During the COVID-19 emergency period tenants and residents can still ask for repairs to be carried out. Lessors and providers are released from the obligation to make routine repairs or carryout maintenance within the 7 day notice period on a Notice to Remedy Breach if:

  • They are unable to enter due to a public health direction or social distancing.
  • They cannot enter the premises due to the new entry requirements as outlined in this factsheet.
  • In order to make repairs or carry out maintenance a tradesperson or other person needed or supplies needed are not available. The lessor or provider is only released from the obligation until the tradesperson or supplies become available.
  • The lessors and providers are not released from the obligation to make emergency repairs.

Under the Regulations a Notice to Remedy Breach issued during the COVID-19 emergency period is of no effect if the notice relates to an obligation from which the lessor or provider is released.  Tenants and residents can still request that repairs be carried out but they need to be mindful that the repairs may take a bit more time to be completed due to the restrictions outlined above.

Extension of time periods for Notices to Remedy Breach
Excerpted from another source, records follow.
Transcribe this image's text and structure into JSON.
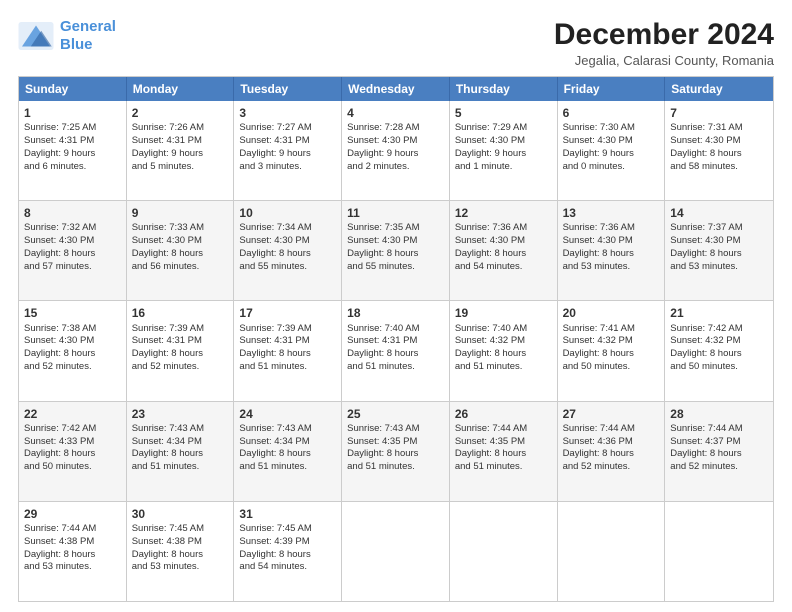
{
  "header": {
    "logo_line1": "General",
    "logo_line2": "Blue",
    "title": "December 2024",
    "subtitle": "Jegalia, Calarasi County, Romania"
  },
  "weekdays": [
    "Sunday",
    "Monday",
    "Tuesday",
    "Wednesday",
    "Thursday",
    "Friday",
    "Saturday"
  ],
  "weeks": [
    [
      {
        "day": "1",
        "lines": [
          "Sunrise: 7:25 AM",
          "Sunset: 4:31 PM",
          "Daylight: 9 hours",
          "and 6 minutes."
        ]
      },
      {
        "day": "2",
        "lines": [
          "Sunrise: 7:26 AM",
          "Sunset: 4:31 PM",
          "Daylight: 9 hours",
          "and 5 minutes."
        ]
      },
      {
        "day": "3",
        "lines": [
          "Sunrise: 7:27 AM",
          "Sunset: 4:31 PM",
          "Daylight: 9 hours",
          "and 3 minutes."
        ]
      },
      {
        "day": "4",
        "lines": [
          "Sunrise: 7:28 AM",
          "Sunset: 4:30 PM",
          "Daylight: 9 hours",
          "and 2 minutes."
        ]
      },
      {
        "day": "5",
        "lines": [
          "Sunrise: 7:29 AM",
          "Sunset: 4:30 PM",
          "Daylight: 9 hours",
          "and 1 minute."
        ]
      },
      {
        "day": "6",
        "lines": [
          "Sunrise: 7:30 AM",
          "Sunset: 4:30 PM",
          "Daylight: 9 hours",
          "and 0 minutes."
        ]
      },
      {
        "day": "7",
        "lines": [
          "Sunrise: 7:31 AM",
          "Sunset: 4:30 PM",
          "Daylight: 8 hours",
          "and 58 minutes."
        ]
      }
    ],
    [
      {
        "day": "8",
        "lines": [
          "Sunrise: 7:32 AM",
          "Sunset: 4:30 PM",
          "Daylight: 8 hours",
          "and 57 minutes."
        ]
      },
      {
        "day": "9",
        "lines": [
          "Sunrise: 7:33 AM",
          "Sunset: 4:30 PM",
          "Daylight: 8 hours",
          "and 56 minutes."
        ]
      },
      {
        "day": "10",
        "lines": [
          "Sunrise: 7:34 AM",
          "Sunset: 4:30 PM",
          "Daylight: 8 hours",
          "and 55 minutes."
        ]
      },
      {
        "day": "11",
        "lines": [
          "Sunrise: 7:35 AM",
          "Sunset: 4:30 PM",
          "Daylight: 8 hours",
          "and 55 minutes."
        ]
      },
      {
        "day": "12",
        "lines": [
          "Sunrise: 7:36 AM",
          "Sunset: 4:30 PM",
          "Daylight: 8 hours",
          "and 54 minutes."
        ]
      },
      {
        "day": "13",
        "lines": [
          "Sunrise: 7:36 AM",
          "Sunset: 4:30 PM",
          "Daylight: 8 hours",
          "and 53 minutes."
        ]
      },
      {
        "day": "14",
        "lines": [
          "Sunrise: 7:37 AM",
          "Sunset: 4:30 PM",
          "Daylight: 8 hours",
          "and 53 minutes."
        ]
      }
    ],
    [
      {
        "day": "15",
        "lines": [
          "Sunrise: 7:38 AM",
          "Sunset: 4:30 PM",
          "Daylight: 8 hours",
          "and 52 minutes."
        ]
      },
      {
        "day": "16",
        "lines": [
          "Sunrise: 7:39 AM",
          "Sunset: 4:31 PM",
          "Daylight: 8 hours",
          "and 52 minutes."
        ]
      },
      {
        "day": "17",
        "lines": [
          "Sunrise: 7:39 AM",
          "Sunset: 4:31 PM",
          "Daylight: 8 hours",
          "and 51 minutes."
        ]
      },
      {
        "day": "18",
        "lines": [
          "Sunrise: 7:40 AM",
          "Sunset: 4:31 PM",
          "Daylight: 8 hours",
          "and 51 minutes."
        ]
      },
      {
        "day": "19",
        "lines": [
          "Sunrise: 7:40 AM",
          "Sunset: 4:32 PM",
          "Daylight: 8 hours",
          "and 51 minutes."
        ]
      },
      {
        "day": "20",
        "lines": [
          "Sunrise: 7:41 AM",
          "Sunset: 4:32 PM",
          "Daylight: 8 hours",
          "and 50 minutes."
        ]
      },
      {
        "day": "21",
        "lines": [
          "Sunrise: 7:42 AM",
          "Sunset: 4:32 PM",
          "Daylight: 8 hours",
          "and 50 minutes."
        ]
      }
    ],
    [
      {
        "day": "22",
        "lines": [
          "Sunrise: 7:42 AM",
          "Sunset: 4:33 PM",
          "Daylight: 8 hours",
          "and 50 minutes."
        ]
      },
      {
        "day": "23",
        "lines": [
          "Sunrise: 7:43 AM",
          "Sunset: 4:34 PM",
          "Daylight: 8 hours",
          "and 51 minutes."
        ]
      },
      {
        "day": "24",
        "lines": [
          "Sunrise: 7:43 AM",
          "Sunset: 4:34 PM",
          "Daylight: 8 hours",
          "and 51 minutes."
        ]
      },
      {
        "day": "25",
        "lines": [
          "Sunrise: 7:43 AM",
          "Sunset: 4:35 PM",
          "Daylight: 8 hours",
          "and 51 minutes."
        ]
      },
      {
        "day": "26",
        "lines": [
          "Sunrise: 7:44 AM",
          "Sunset: 4:35 PM",
          "Daylight: 8 hours",
          "and 51 minutes."
        ]
      },
      {
        "day": "27",
        "lines": [
          "Sunrise: 7:44 AM",
          "Sunset: 4:36 PM",
          "Daylight: 8 hours",
          "and 52 minutes."
        ]
      },
      {
        "day": "28",
        "lines": [
          "Sunrise: 7:44 AM",
          "Sunset: 4:37 PM",
          "Daylight: 8 hours",
          "and 52 minutes."
        ]
      }
    ],
    [
      {
        "day": "29",
        "lines": [
          "Sunrise: 7:44 AM",
          "Sunset: 4:38 PM",
          "Daylight: 8 hours",
          "and 53 minutes."
        ]
      },
      {
        "day": "30",
        "lines": [
          "Sunrise: 7:45 AM",
          "Sunset: 4:38 PM",
          "Daylight: 8 hours",
          "and 53 minutes."
        ]
      },
      {
        "day": "31",
        "lines": [
          "Sunrise: 7:45 AM",
          "Sunset: 4:39 PM",
          "Daylight: 8 hours",
          "and 54 minutes."
        ]
      },
      null,
      null,
      null,
      null
    ]
  ]
}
If a tenant or resident gives a lessor or provider a Notice to Remedy Breach for an obligation to carryout routine repairs and maintenance and the obligation is released due to a restriction under a public health direction or social distancing, the remedy period for the notice is extended until whichever happens first:

  • The day the public health direction of social distancing requirements no longer restrict the obligation; or
  • The day the COVID-19 emergency period ends.

If a tenant or resident gives a lessor or provider a Notice to Remedy Breach and the lessor or provider is released from the obligation to repair or maintain until the trades person or supplies become available to them, the notice period is extended until whichever of the following happens first:

  • The day the necessary tradesperson or supplies become available; or
  • The day the COVID-19 emergency period ends.

Tenants and residents can access the RTA dispute resolution service if they are unable to  get their routine repairs carried out and they believe the lessor or provider no longer have a restriction on tradespersons or supplies or due to relaxation of the public health directions and social distancing requirements.  During conciliation is advisable for tenants and residents to seek evidence from the lessor regarding how the restrictions are preventing the repairs and seek confirmation on when the lessor or provider believes the repairs could be carried out.

If after conciliation the dispute is not resolved then a tenant or resident may apply to QCAT for orders about repairs and rent decreases.

If you need support in responding to your lessor or agent regarding entry, Tenants Queensland has example letters you can download.